Phi Beta Kappa was the first official fraternity in the US, founded at the College of William and Mary in 1775, based on earlier secret student societies. It also began the tradition of using Greek letters for such university-based organizations, here choosing phi, beta, and kappa based on an abbreviation of their motto, Love of wisdom is the guide of life, in Greek.
While Phi Beta Kappa was (and is) based around academic standing, the Kappa Alpha Society is considered one of the first social fraternities, founded by students at Union College in Schenectady, New York in 1825.
Women's fraternities, as they originally called themselves, emerged in the mid-1800s following the establishment of women's colleges, led by Alpha Delta Pi, founded as the Adelphean Society in 1851 at then Wesleyan Women's College. In 1882, Syracuse University's Gamma Phi Beta was the first women's fraternity to call themselves a sorority, based on the Latin for "sister" (vs. fraternity, rooted in the Latin for "brother").
On October 15, 1898, nine young women established the Zeta Tau Alpha Fraternity (ZTA) at the Virginia State Female Normal School, now Longwood University, in Farmville, Virginia.
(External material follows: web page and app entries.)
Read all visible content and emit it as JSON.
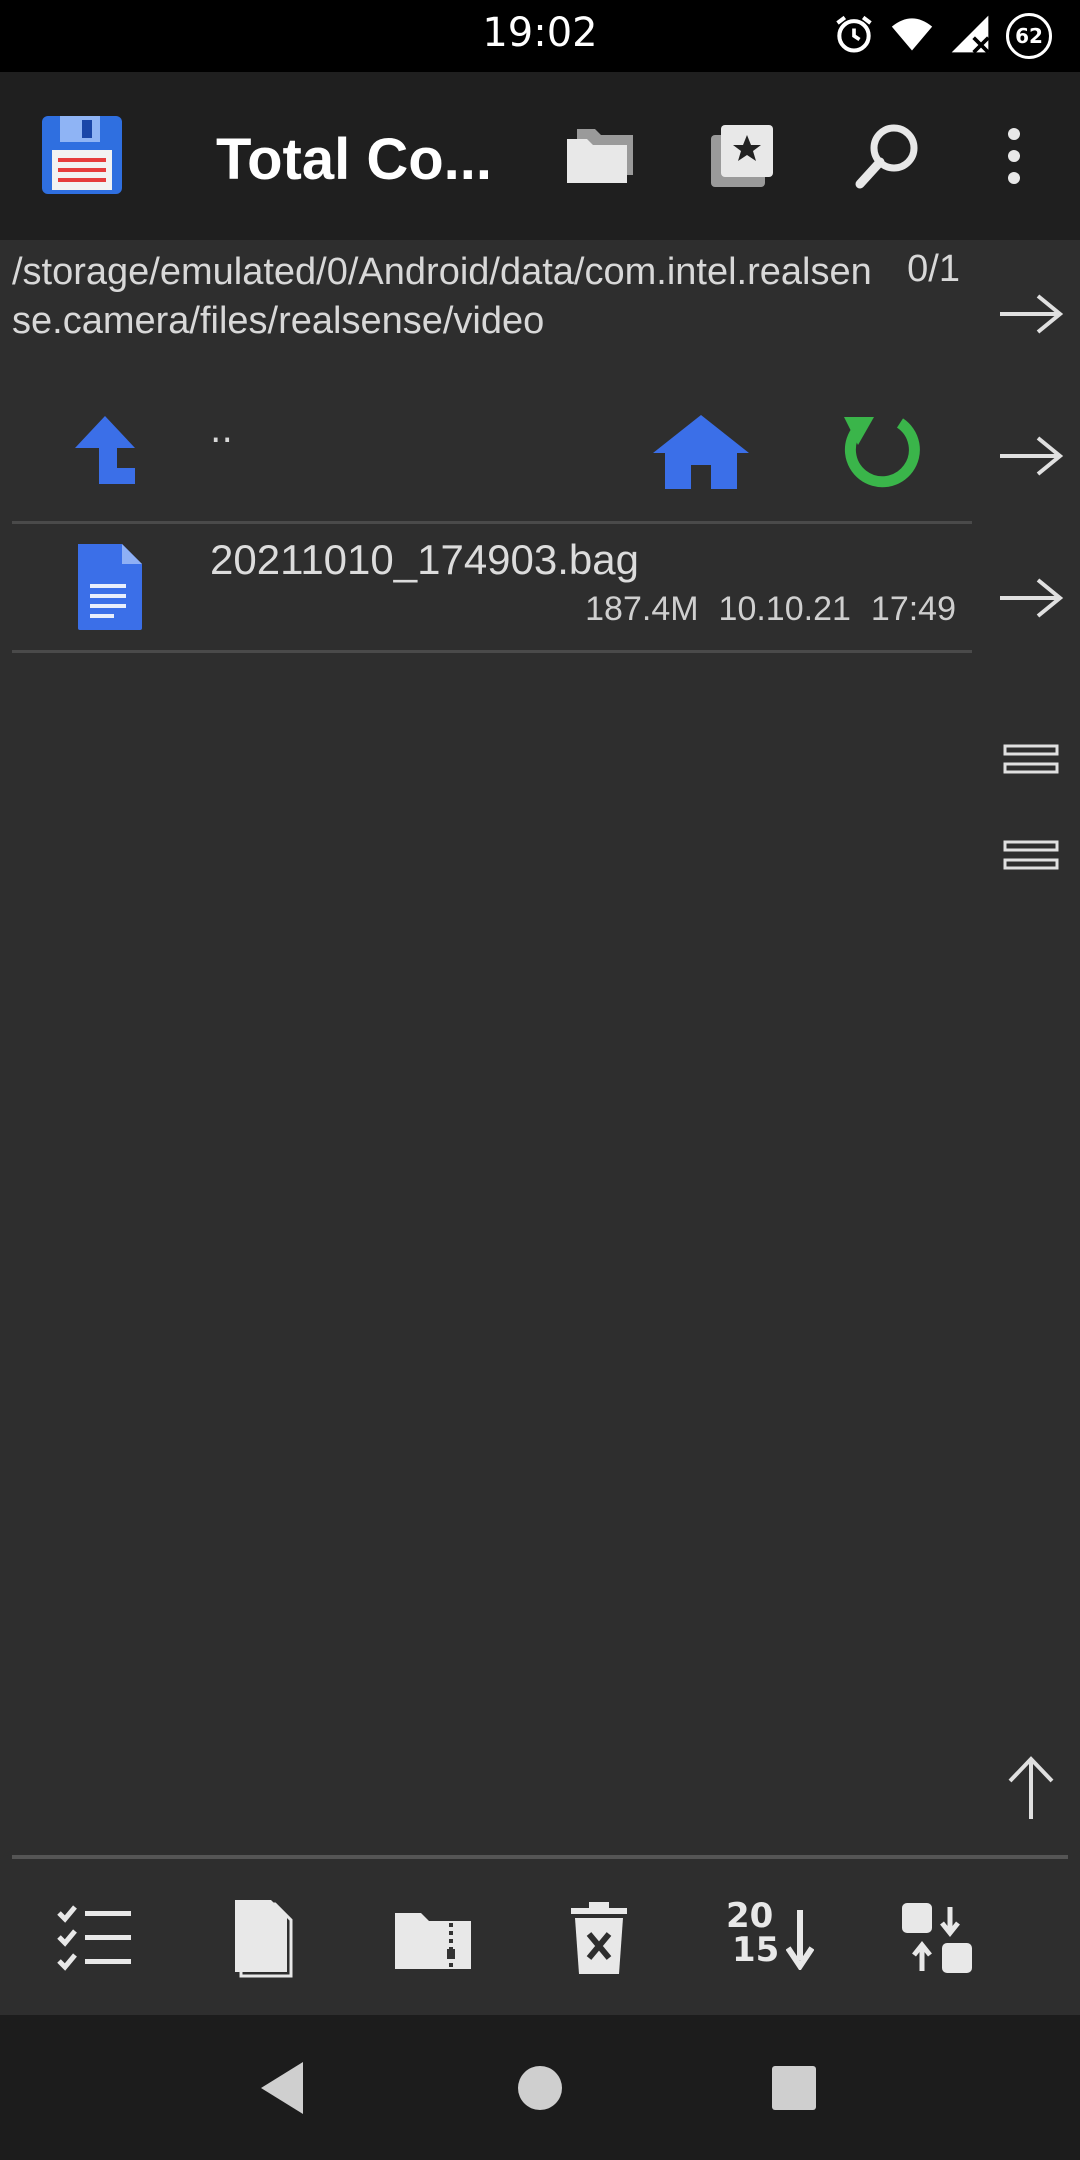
{
  "status_bar": {
    "time": "19:02",
    "battery_level": "62",
    "icons": [
      "alarm-icon",
      "wifi-icon",
      "signal-icon",
      "battery-icon"
    ]
  },
  "app_bar": {
    "title": "Total Co...",
    "actions": [
      "folders-icon",
      "bookmark-icon",
      "search-icon",
      "more-icon"
    ]
  },
  "path": {
    "text": "/storage/emulated/0/Android/data/com.intel.realsense.camera/files/realsense/video",
    "selection_count": "0/1"
  },
  "nav_row": {
    "parent_label": ".."
  },
  "files": [
    {
      "name": "20211010_174903.bag",
      "size": "187.4M",
      "date": "10.10.21",
      "time": "17:49"
    }
  ],
  "bottom_toolbar": {
    "tools": [
      "select-icon",
      "copy-icon",
      "zip-icon",
      "delete-icon",
      "sort-icon",
      "swap-panels-icon"
    ],
    "sort_label_top": "20",
    "sort_label_bottom": "15"
  },
  "colors": {
    "background": "#2e2e2e",
    "appbar": "#1f1f1f",
    "accent_blue": "#3b6fe8",
    "accent_green": "#3ab54a"
  }
}
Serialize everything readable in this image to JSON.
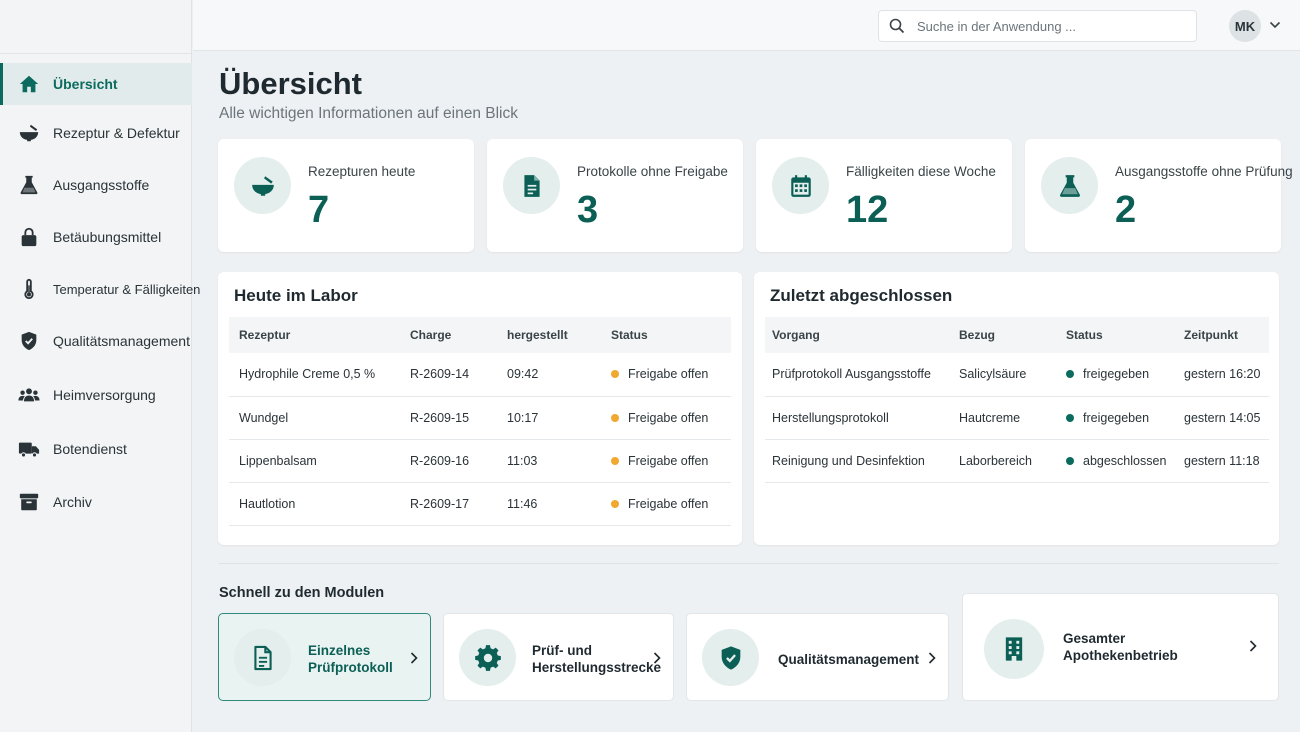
{
  "sidebar": {
    "items": [
      {
        "label": "Übersicht",
        "icon": "home-icon"
      },
      {
        "label": "Rezeptur & Defektur",
        "icon": "mortar-icon"
      },
      {
        "label": "Ausgangsstoffe",
        "icon": "flask-icon"
      },
      {
        "label": "Betäubungsmittel",
        "icon": "lock-icon"
      },
      {
        "label": "Temperatur & Fälligkeiten",
        "icon": "thermometer-icon"
      },
      {
        "label": "Qualitätsmanagement",
        "icon": "shield-icon"
      },
      {
        "label": "Heimversorgung",
        "icon": "people-icon"
      },
      {
        "label": "Botendienst",
        "icon": "truck-icon"
      },
      {
        "label": "Archiv",
        "icon": "archive-icon"
      }
    ]
  },
  "topbar": {
    "search_placeholder": "Suche in der Anwendung ...",
    "user_initials": "MK"
  },
  "page": {
    "title": "Übersicht",
    "subtitle": "Alle wichtigen Informationen auf einen Blick"
  },
  "kpis": [
    {
      "label": "Rezepturen heute",
      "value": "7",
      "icon": "mortar-icon"
    },
    {
      "label": "Protokolle ohne Freigabe",
      "value": "3",
      "icon": "document-icon"
    },
    {
      "label": "Fälligkeiten diese Woche",
      "value": "12",
      "icon": "calendar-icon"
    },
    {
      "label": "Ausgangsstoffe ohne Prüfung",
      "value": "2",
      "icon": "flask-icon"
    }
  ],
  "lab": {
    "title": "Heute im Labor",
    "columns": [
      "Rezeptur",
      "Charge",
      "hergestellt",
      "Status"
    ],
    "rows": [
      {
        "rezeptur": "Hydrophile Creme 0,5 %",
        "charge": "R-2609-14",
        "hergestellt": "09:42",
        "status": "Freigabe offen"
      },
      {
        "rezeptur": "Wundgel",
        "charge": "R-2609-15",
        "hergestellt": "10:17",
        "status": "Freigabe offen"
      },
      {
        "rezeptur": "Lippenbalsam",
        "charge": "R-2609-16",
        "hergestellt": "11:03",
        "status": "Freigabe offen"
      },
      {
        "rezeptur": "Hautlotion",
        "charge": "R-2609-17",
        "hergestellt": "11:46",
        "status": "Freigabe offen"
      }
    ]
  },
  "recent": {
    "title": "Zuletzt abgeschlossen",
    "columns": [
      "Vorgang",
      "Bezug",
      "Status",
      "Zeitpunkt"
    ],
    "rows": [
      {
        "vorgang": "Prüfprotokoll Ausgangsstoffe",
        "bezug": "Salicylsäure",
        "status": "freigegeben",
        "zeitpunkt": "gestern 16:20"
      },
      {
        "vorgang": "Herstellungsprotokoll",
        "bezug": "Hautcreme",
        "status": "freigegeben",
        "zeitpunkt": "gestern 14:05"
      },
      {
        "vorgang": "Reinigung und Desinfektion",
        "bezug": "Laborbereich",
        "status": "abgeschlossen",
        "zeitpunkt": "gestern 11:18"
      }
    ]
  },
  "modules": {
    "title": "Schnell zu den Modulen",
    "items": [
      {
        "line1": "Einzelnes",
        "line2": "Prüfprotokoll",
        "icon": "document-icon"
      },
      {
        "line1": "Prüf- und",
        "line2": "Herstellungsstrecke",
        "icon": "gear-icon"
      },
      {
        "line1": "Qualitätsmanagement",
        "line2": "",
        "icon": "shield-icon"
      },
      {
        "line1": "Gesamter",
        "line2": "Apothekenbetrieb",
        "icon": "building-icon"
      }
    ]
  },
  "colors": {
    "accent": "#0b6b5f",
    "status_open": "#f0a830",
    "status_done": "#0b6b5f"
  }
}
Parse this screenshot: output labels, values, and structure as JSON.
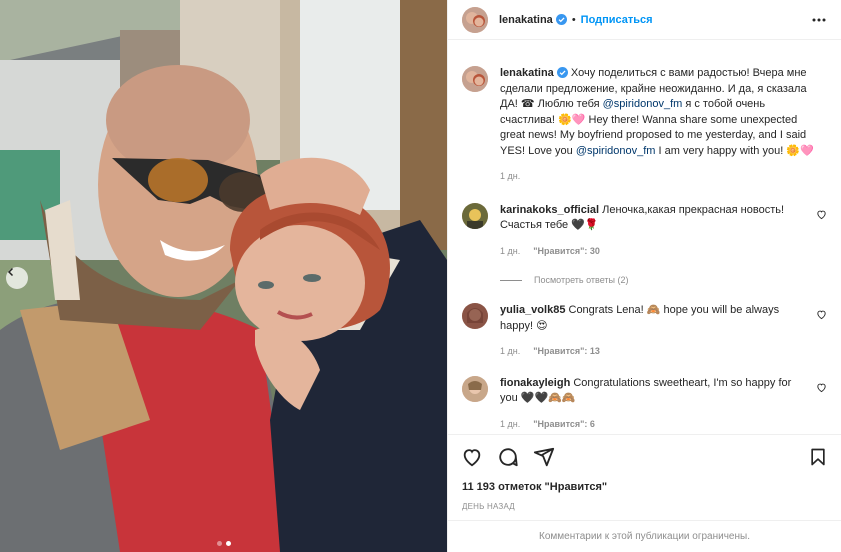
{
  "post": {
    "author": "lenakatina",
    "follow_label": "Подписаться",
    "separator": "•",
    "caption": {
      "author": "lenakatina",
      "text_ru_1": "Хочу поделиться с вами радостью! Вчера мне сделали предложение, крайне неожиданно. И да, я сказала ДА! ☎ Люблю тебя ",
      "mention": "@spiridonov_fm",
      "text_ru_2": " я с тобой очень счастлива! 🌼🩷",
      "text_en_1": " Hey there! Wanna share some unexpected great news! My boyfriend proposed to me yesterday, and I said YES! Love you ",
      "text_en_2": " I am very happy with you! 🌼🩷",
      "time": "1 дн."
    },
    "comments": [
      {
        "user": "karinakoks_official",
        "text": "Леночка,какая прекрасная новость! Счастья тебе 🖤🌹",
        "time": "1 дн.",
        "likes": "\"Нравится\": 30",
        "replies": "Посмотреть ответы (2)"
      },
      {
        "user": "yulia_volk85",
        "text": "Congrats Lena! 🙈 hope you will be always happy! 😍",
        "time": "1 дн.",
        "likes": "\"Нравится\": 13"
      },
      {
        "user": "fionakayleigh",
        "text": "Congratulations sweetheart, I'm so happy for you 🖤🖤🙈🙈",
        "time": "1 дн.",
        "likes": "\"Нравится\": 6"
      }
    ],
    "likes_text": "11 193 отметок \"Нравится\"",
    "date_text": "ДЕНЬ НАЗАД",
    "comments_limited": "Комментарии к этой публикации ограничены.",
    "carousel": {
      "slides": 2,
      "active": 2
    }
  },
  "icons": [
    "verified-badge",
    "more-icon",
    "heart-icon",
    "comment-icon",
    "share-icon",
    "save-icon",
    "chevron-left-icon"
  ],
  "colors": {
    "accent": "#0095f6",
    "mention": "#00376b",
    "muted": "#8e8e8e",
    "border": "#efefef"
  }
}
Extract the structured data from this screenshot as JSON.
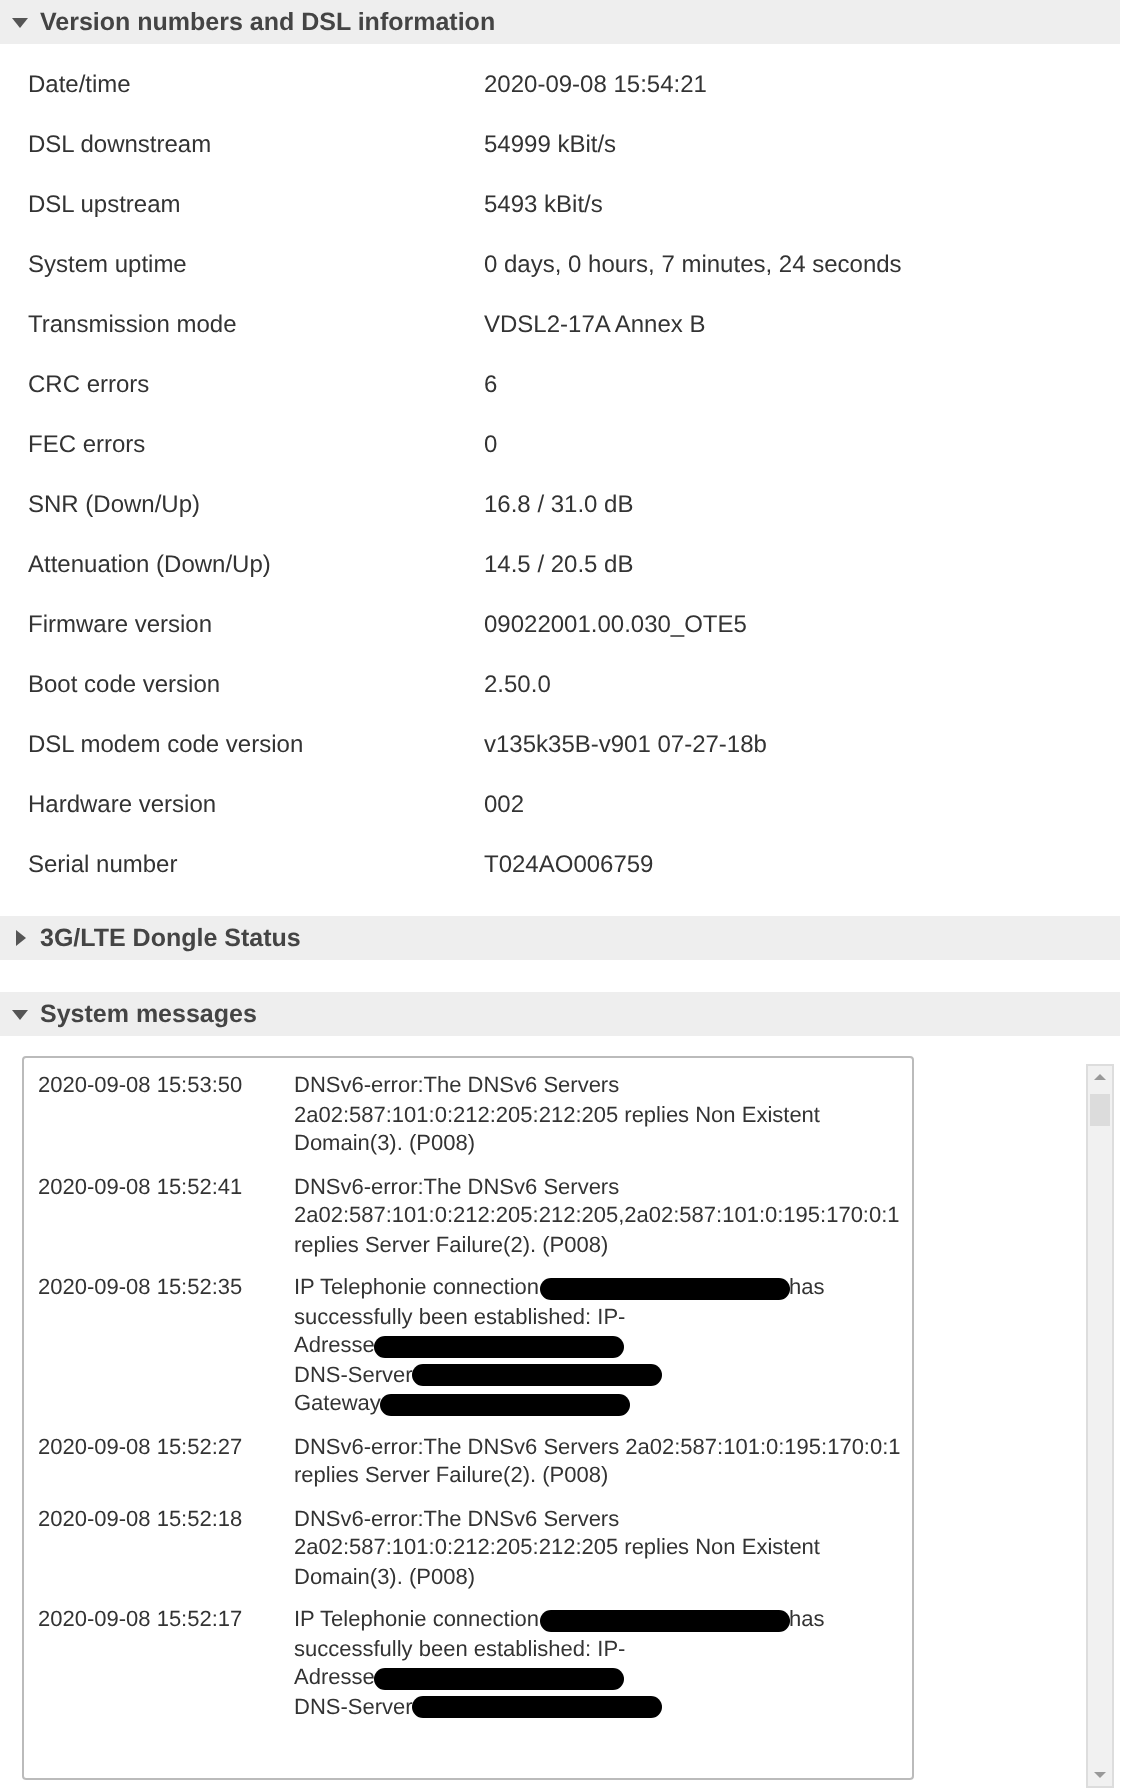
{
  "sections": [
    {
      "title": "Version numbers and DSL information",
      "expanded": true,
      "kind": "table",
      "rows": [
        {
          "label": "Date/time",
          "value": "2020-09-08 15:54:21"
        },
        {
          "label": "DSL downstream",
          "value": "54999 kBit/s"
        },
        {
          "label": "DSL upstream",
          "value": "5493 kBit/s"
        },
        {
          "label": "System uptime",
          "value": "0 days, 0 hours, 7 minutes, 24 seconds"
        },
        {
          "label": "Transmission mode",
          "value": "VDSL2-17A Annex B"
        },
        {
          "label": "CRC errors",
          "value": "6"
        },
        {
          "label": "FEC errors",
          "value": "0"
        },
        {
          "label": "SNR (Down/Up)",
          "value": "16.8 / 31.0 dB"
        },
        {
          "label": "Attenuation (Down/Up)",
          "value": "14.5 / 20.5 dB"
        },
        {
          "label": "Firmware version",
          "value": "09022001.00.030_OTE5"
        },
        {
          "label": "Boot code version",
          "value": "2.50.0"
        },
        {
          "label": "DSL modem code version",
          "value": "v135k35B-v901 07-27-18b"
        },
        {
          "label": "Hardware version",
          "value": "002"
        },
        {
          "label": "Serial number",
          "value": "T024AO006759"
        }
      ]
    },
    {
      "title": "3G/LTE Dongle Status",
      "expanded": false
    },
    {
      "title": "System messages",
      "expanded": true,
      "kind": "log",
      "messages": [
        {
          "time": "2020-09-08 15:53:50",
          "lines": [
            [
              {
                "kind": "text",
                "text": "DNSv6-error:The DNSv6 Servers 2a02:587:101:0:212:205:212:205 replies Non Existent Domain(3). (P008)"
              }
            ]
          ]
        },
        {
          "time": "2020-09-08 15:52:41",
          "lines": [
            [
              {
                "kind": "text",
                "text": "DNSv6-error:The DNSv6 Servers"
              }
            ],
            [
              {
                "kind": "text",
                "text": "2a02:587:101:0:212:205:212:205,2a02:587:101:0:195:170:0:1"
              }
            ],
            [
              {
                "kind": "text",
                "text": "replies Server Failure(2). (P008)"
              }
            ]
          ]
        },
        {
          "time": "2020-09-08 15:52:35",
          "lines": [
            [
              {
                "kind": "text",
                "text": "IP Telephonie connection"
              },
              {
                "kind": "redacted"
              },
              {
                "kind": "text",
                "text": "has"
              }
            ],
            [
              {
                "kind": "text",
                "text": "successfully been established: IP-"
              }
            ],
            [
              {
                "kind": "text",
                "text": "Adresse"
              },
              {
                "kind": "redacted"
              }
            ],
            [
              {
                "kind": "text",
                "text": "DNS-Server"
              },
              {
                "kind": "redacted"
              }
            ],
            [
              {
                "kind": "text",
                "text": "Gateway"
              },
              {
                "kind": "redacted"
              }
            ]
          ]
        },
        {
          "time": "2020-09-08 15:52:27",
          "lines": [
            [
              {
                "kind": "text",
                "text": "DNSv6-error:The DNSv6 Servers 2a02:587:101:0:195:170:0:1 replies Server Failure(2). (P008)"
              }
            ]
          ]
        },
        {
          "time": "2020-09-08 15:52:18",
          "lines": [
            [
              {
                "kind": "text",
                "text": "DNSv6-error:The DNSv6 Servers 2a02:587:101:0:212:205:212:205 replies Non Existent Domain(3). (P008)"
              }
            ]
          ]
        },
        {
          "time": "2020-09-08 15:52:17",
          "lines": [
            [
              {
                "kind": "text",
                "text": "IP Telephonie connection"
              },
              {
                "kind": "redacted"
              },
              {
                "kind": "text",
                "text": "has"
              }
            ],
            [
              {
                "kind": "text",
                "text": "successfully been established: IP-"
              }
            ],
            [
              {
                "kind": "text",
                "text": "Adresse"
              },
              {
                "kind": "redacted"
              }
            ],
            [
              {
                "kind": "text",
                "text": "DNS-Server"
              },
              {
                "kind": "redacted"
              }
            ]
          ]
        }
      ]
    }
  ]
}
The reasons this women's fraternity—in distinction to a sorority, sometimes considered a female chapter of an already existing male fraternity—chose its particular Greek letters is unclear.
Zeta Tau Alpha is part of the original Farmville Four, a group of four national Greek women's organizations founded at Longwood University. The other three are Alpha Sigma Alpha, Kappa Delta, and Sigma Sigma Sigma. Zeta Tau Alpha has 171 active collegiate chapters across the US and more than 257,000 initiated members. Its charitable foundation, founded in 1954, focuses on breast-cancer education and awareness (hence its slogan Think Pink) and partners with the American Cancer Society and the NFL to that end.
Its symbols include a five-pointed crown (atop the Greek for Themis, a female personification of divine law) and a strawberry (a gift of which helped inspire its formation in 1898). Its motto is "Seek the Noblest."
Some of their well-known alumnae include journalist Betty Nguyen, award-winning actress Betty Buckley, and Brigadier General Margaret A. Brewer, the first woman general officer of the United States Marine Corps.
Who uses Zeta Tau Alpha?
Zeta Tau Alpha can refer to the organization itself or an individual member or alumna, though they often call themselves Zetas for short.
As noted, Zeta Tau Alpha technically calls itself a women's fraternity, not a sorority, indicating a pride that it was founded by women independently, not as an offshoot of or counterpart to a male fraternity.
Members and alumnae may also show pride and camaraderie with various Zeta Tau Alpha-branded clothing, jewelry, and other merchandise.
Outside of in-organization contexts, the term is mainly used in discussions of Greek and university life more generally, frequently appearing during recruitment periods, or "rush week."
Fraternities and sororities, however, have a reputation for partying in popular culture, and Zeta Tau Alpha is not exempt. Popular education website Owlcation has reported that Zetas are stereotyped as "Southern, exclusive, 'hot' in a fake way, partyers" while an Urban Dictionary entry from 2008 implies they are upstanding yet fun-loving.
I love me some Zetas 🗣
@Tizzle_TV, April, 2018
...Congratulations to our newly initiated members Riki, Isabella, Raegan, Tran, and Kayla. We are so excited to see what the future holds for you as a Zeta Tau Alpha. Never forget what it means to be a true Zeta lady.
College sophomore Anita Itaman, who is vice president of programming for Panhel, said hearing about scholarships was one of the main things that reassured her during the rush process. Itaman, a first-generation, low-income student in Zeta Tau Alpha, receives both a national and campus scholarship to subsidize her dues.
Gianna Ferrarin, The Daily Pennsylvanian, April, 2018